» **Work order**
Working from the entries below, tally each line that holds "JSON". Give the tally and nothing else.

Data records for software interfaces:
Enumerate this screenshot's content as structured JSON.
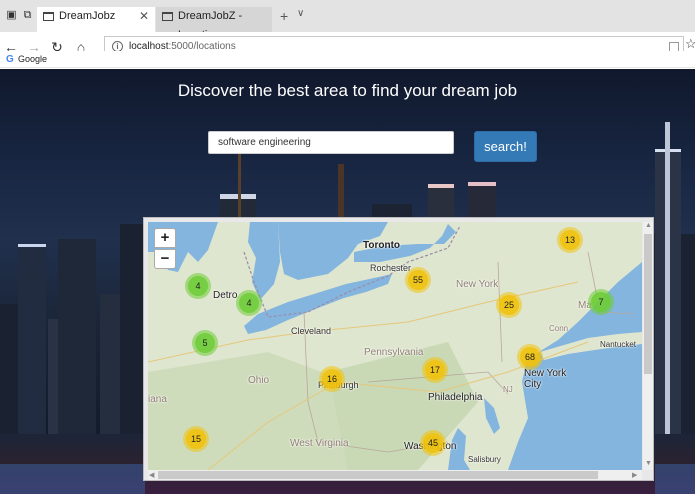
{
  "browser": {
    "tabs": [
      {
        "title": "DreamJobz",
        "close": "✕"
      },
      {
        "title": "DreamJobZ - Locations"
      }
    ],
    "new_tab": "+",
    "tab_menu": "∨",
    "address": {
      "host": "localhost",
      "path": ":5000/locations"
    },
    "favorites": [
      {
        "label": "Google",
        "icon": "G"
      }
    ]
  },
  "page": {
    "headline": "Discover the best area to find your dream job",
    "search_value": "software engineering",
    "search_button": "search!"
  },
  "map": {
    "zoom_in": "+",
    "zoom_out": "−",
    "places": {
      "toronto": "Toronto",
      "rochester": "Rochester",
      "detroit": "Detro",
      "cleveland": "Cleveland",
      "pennsylvania": "Pennsylvania",
      "ohio": "Ohio",
      "pittsburgh": "Pittsburgh",
      "new_york_state": "New York",
      "philadelphia": "Philadelphia",
      "new_york_city": "New York\nCity",
      "nj": "NJ",
      "conn": "Conn",
      "nantucket": "Nantucket",
      "west_virginia": "West Virginia",
      "washington": "Washington",
      "md": "Md",
      "salisbury": "Salisbury",
      "indiana": "iana",
      "mass": "Ma"
    },
    "clusters": [
      {
        "count": "13",
        "size": "medium"
      },
      {
        "count": "4",
        "size": "small"
      },
      {
        "count": "4",
        "size": "small"
      },
      {
        "count": "55",
        "size": "medium"
      },
      {
        "count": "25",
        "size": "medium"
      },
      {
        "count": "7",
        "size": "small"
      },
      {
        "count": "5",
        "size": "small"
      },
      {
        "count": "68",
        "size": "medium"
      },
      {
        "count": "16",
        "size": "medium"
      },
      {
        "count": "17",
        "size": "medium"
      },
      {
        "count": "15",
        "size": "medium"
      },
      {
        "count": "45",
        "size": "medium"
      }
    ]
  }
}
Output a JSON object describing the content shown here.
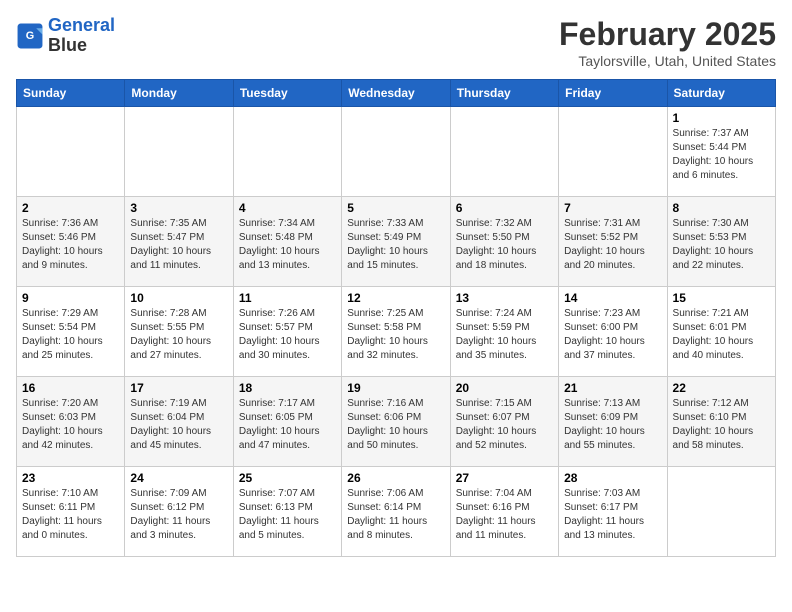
{
  "header": {
    "logo_line1": "General",
    "logo_line2": "Blue",
    "month": "February 2025",
    "location": "Taylorsville, Utah, United States"
  },
  "days_of_week": [
    "Sunday",
    "Monday",
    "Tuesday",
    "Wednesday",
    "Thursday",
    "Friday",
    "Saturday"
  ],
  "weeks": [
    [
      {
        "day": "",
        "info": ""
      },
      {
        "day": "",
        "info": ""
      },
      {
        "day": "",
        "info": ""
      },
      {
        "day": "",
        "info": ""
      },
      {
        "day": "",
        "info": ""
      },
      {
        "day": "",
        "info": ""
      },
      {
        "day": "1",
        "info": "Sunrise: 7:37 AM\nSunset: 5:44 PM\nDaylight: 10 hours and 6 minutes."
      }
    ],
    [
      {
        "day": "2",
        "info": "Sunrise: 7:36 AM\nSunset: 5:46 PM\nDaylight: 10 hours and 9 minutes."
      },
      {
        "day": "3",
        "info": "Sunrise: 7:35 AM\nSunset: 5:47 PM\nDaylight: 10 hours and 11 minutes."
      },
      {
        "day": "4",
        "info": "Sunrise: 7:34 AM\nSunset: 5:48 PM\nDaylight: 10 hours and 13 minutes."
      },
      {
        "day": "5",
        "info": "Sunrise: 7:33 AM\nSunset: 5:49 PM\nDaylight: 10 hours and 15 minutes."
      },
      {
        "day": "6",
        "info": "Sunrise: 7:32 AM\nSunset: 5:50 PM\nDaylight: 10 hours and 18 minutes."
      },
      {
        "day": "7",
        "info": "Sunrise: 7:31 AM\nSunset: 5:52 PM\nDaylight: 10 hours and 20 minutes."
      },
      {
        "day": "8",
        "info": "Sunrise: 7:30 AM\nSunset: 5:53 PM\nDaylight: 10 hours and 22 minutes."
      }
    ],
    [
      {
        "day": "9",
        "info": "Sunrise: 7:29 AM\nSunset: 5:54 PM\nDaylight: 10 hours and 25 minutes."
      },
      {
        "day": "10",
        "info": "Sunrise: 7:28 AM\nSunset: 5:55 PM\nDaylight: 10 hours and 27 minutes."
      },
      {
        "day": "11",
        "info": "Sunrise: 7:26 AM\nSunset: 5:57 PM\nDaylight: 10 hours and 30 minutes."
      },
      {
        "day": "12",
        "info": "Sunrise: 7:25 AM\nSunset: 5:58 PM\nDaylight: 10 hours and 32 minutes."
      },
      {
        "day": "13",
        "info": "Sunrise: 7:24 AM\nSunset: 5:59 PM\nDaylight: 10 hours and 35 minutes."
      },
      {
        "day": "14",
        "info": "Sunrise: 7:23 AM\nSunset: 6:00 PM\nDaylight: 10 hours and 37 minutes."
      },
      {
        "day": "15",
        "info": "Sunrise: 7:21 AM\nSunset: 6:01 PM\nDaylight: 10 hours and 40 minutes."
      }
    ],
    [
      {
        "day": "16",
        "info": "Sunrise: 7:20 AM\nSunset: 6:03 PM\nDaylight: 10 hours and 42 minutes."
      },
      {
        "day": "17",
        "info": "Sunrise: 7:19 AM\nSunset: 6:04 PM\nDaylight: 10 hours and 45 minutes."
      },
      {
        "day": "18",
        "info": "Sunrise: 7:17 AM\nSunset: 6:05 PM\nDaylight: 10 hours and 47 minutes."
      },
      {
        "day": "19",
        "info": "Sunrise: 7:16 AM\nSunset: 6:06 PM\nDaylight: 10 hours and 50 minutes."
      },
      {
        "day": "20",
        "info": "Sunrise: 7:15 AM\nSunset: 6:07 PM\nDaylight: 10 hours and 52 minutes."
      },
      {
        "day": "21",
        "info": "Sunrise: 7:13 AM\nSunset: 6:09 PM\nDaylight: 10 hours and 55 minutes."
      },
      {
        "day": "22",
        "info": "Sunrise: 7:12 AM\nSunset: 6:10 PM\nDaylight: 10 hours and 58 minutes."
      }
    ],
    [
      {
        "day": "23",
        "info": "Sunrise: 7:10 AM\nSunset: 6:11 PM\nDaylight: 11 hours and 0 minutes."
      },
      {
        "day": "24",
        "info": "Sunrise: 7:09 AM\nSunset: 6:12 PM\nDaylight: 11 hours and 3 minutes."
      },
      {
        "day": "25",
        "info": "Sunrise: 7:07 AM\nSunset: 6:13 PM\nDaylight: 11 hours and 5 minutes."
      },
      {
        "day": "26",
        "info": "Sunrise: 7:06 AM\nSunset: 6:14 PM\nDaylight: 11 hours and 8 minutes."
      },
      {
        "day": "27",
        "info": "Sunrise: 7:04 AM\nSunset: 6:16 PM\nDaylight: 11 hours and 11 minutes."
      },
      {
        "day": "28",
        "info": "Sunrise: 7:03 AM\nSunset: 6:17 PM\nDaylight: 11 hours and 13 minutes."
      },
      {
        "day": "",
        "info": ""
      }
    ]
  ]
}
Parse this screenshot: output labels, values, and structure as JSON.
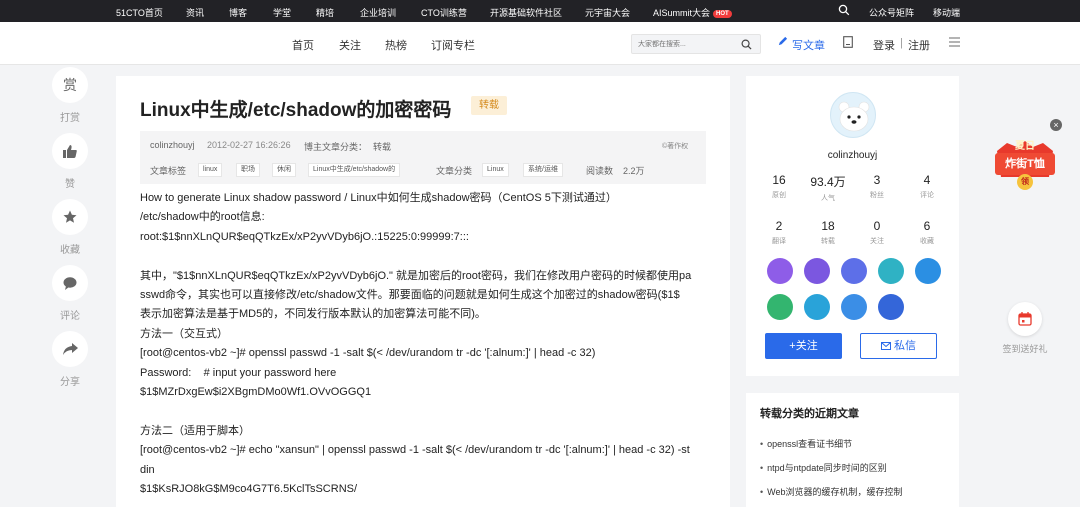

» **Answer for the task**
3